• _ACTIVITY_
Each record below needs to be written out exactly as it appears.
[MATERIAL SHOWN — start]
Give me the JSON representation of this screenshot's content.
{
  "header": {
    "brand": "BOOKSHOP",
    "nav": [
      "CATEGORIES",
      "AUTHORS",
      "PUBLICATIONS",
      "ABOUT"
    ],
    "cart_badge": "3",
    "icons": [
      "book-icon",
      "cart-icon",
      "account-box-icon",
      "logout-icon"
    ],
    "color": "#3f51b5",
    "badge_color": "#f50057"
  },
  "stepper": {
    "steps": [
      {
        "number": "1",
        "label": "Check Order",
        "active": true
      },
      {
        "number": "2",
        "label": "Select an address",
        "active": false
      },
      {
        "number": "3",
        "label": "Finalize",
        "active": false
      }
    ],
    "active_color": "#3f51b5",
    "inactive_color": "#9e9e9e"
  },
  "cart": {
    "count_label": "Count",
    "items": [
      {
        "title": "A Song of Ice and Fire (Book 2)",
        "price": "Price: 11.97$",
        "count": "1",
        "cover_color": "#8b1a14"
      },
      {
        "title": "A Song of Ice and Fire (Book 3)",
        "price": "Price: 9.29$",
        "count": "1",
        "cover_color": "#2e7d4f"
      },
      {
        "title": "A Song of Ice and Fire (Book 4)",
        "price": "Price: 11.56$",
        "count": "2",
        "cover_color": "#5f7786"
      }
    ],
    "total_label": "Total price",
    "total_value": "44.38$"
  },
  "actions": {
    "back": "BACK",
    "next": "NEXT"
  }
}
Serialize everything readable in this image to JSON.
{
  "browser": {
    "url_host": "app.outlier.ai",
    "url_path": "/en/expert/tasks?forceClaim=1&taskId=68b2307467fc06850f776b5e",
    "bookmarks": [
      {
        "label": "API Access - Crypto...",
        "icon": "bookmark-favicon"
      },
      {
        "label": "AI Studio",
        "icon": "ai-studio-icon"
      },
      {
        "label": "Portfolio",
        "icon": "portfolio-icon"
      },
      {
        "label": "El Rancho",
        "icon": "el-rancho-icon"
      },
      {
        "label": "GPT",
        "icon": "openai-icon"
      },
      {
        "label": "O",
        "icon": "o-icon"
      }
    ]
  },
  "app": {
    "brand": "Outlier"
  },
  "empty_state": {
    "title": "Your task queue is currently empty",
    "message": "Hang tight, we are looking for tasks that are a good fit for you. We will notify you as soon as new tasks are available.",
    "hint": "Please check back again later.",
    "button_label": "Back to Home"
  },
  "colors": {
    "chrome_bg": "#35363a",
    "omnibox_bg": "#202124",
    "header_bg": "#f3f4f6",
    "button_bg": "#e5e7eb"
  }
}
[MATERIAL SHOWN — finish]
• _TASK OUTPUT_
Give me the JSON representation of this screenshot's content.
{
  "header": {
    "brand": "BOOKSHOP",
    "nav": [
      "CATEGORIES",
      "AUTHORS",
      "PUBLICATIONS",
      "ABOUT"
    ],
    "cart_badge": "3",
    "icons": [
      "book-icon",
      "cart-icon",
      "account-box-icon",
      "logout-icon"
    ],
    "color": "#3f51b5",
    "badge_color": "#f50057"
  },
  "stepper": {
    "steps": [
      {
        "number": "1",
        "label": "Check Order",
        "active": true
      },
      {
        "number": "2",
        "label": "Select an address",
        "active": false
      },
      {
        "number": "3",
        "label": "Finalize",
        "active": false
      }
    ],
    "active_color": "#3f51b5",
    "inactive_color": "#9e9e9e"
  },
  "cart": {
    "count_label": "Count",
    "items": [
      {
        "title": "A Song of Ice and Fire (Book 2)",
        "price": "Price: 11.97$",
        "count": "1",
        "cover_color": "#8b1a14"
      },
      {
        "title": "A Song of Ice and Fire (Book 3)",
        "price": "Price: 9.29$",
        "count": "1",
        "cover_color": "#2e7d4f"
      },
      {
        "title": "A Song of Ice and Fire (Book 4)",
        "price": "Price: 11.56$",
        "count": "2",
        "cover_color": "#5f7786"
      }
    ],
    "total_label": "Total price",
    "total_value": "44.38$"
  },
  "actions": {
    "back": "BACK",
    "next": "NEXT"
  }
}
Serialize everything readable in this image to JSON.
{
  "browser": {
    "url_host": "app.outlier.ai",
    "url_path": "/en/expert/tasks?forceClaim=1&taskId=68b2307467fc06850f776b5e",
    "bookmarks": [
      {
        "label": "API Access - Crypto...",
        "icon": "bookmark-favicon"
      },
      {
        "label": "AI Studio",
        "icon": "ai-studio-icon"
      },
      {
        "label": "Portfolio",
        "icon": "portfolio-icon"
      },
      {
        "label": "El Rancho",
        "icon": "el-rancho-icon"
      },
      {
        "label": "GPT",
        "icon": "openai-icon"
      },
      {
        "label": "O",
        "icon": "o-icon"
      }
    ]
  },
  "app": {
    "brand": "Outlier"
  },
  "empty_state": {
    "title": "Your task queue is currently empty",
    "message": "Hang tight, we are looking for tasks that are a good fit for you. We will notify you as soon as new tasks are available.",
    "hint": "Please check back again later.",
    "button_label": "Back to Home"
  },
  "colors": {
    "chrome_bg": "#35363a",
    "omnibox_bg": "#202124",
    "header_bg": "#f3f4f6",
    "button_bg": "#e5e7eb"
  }
}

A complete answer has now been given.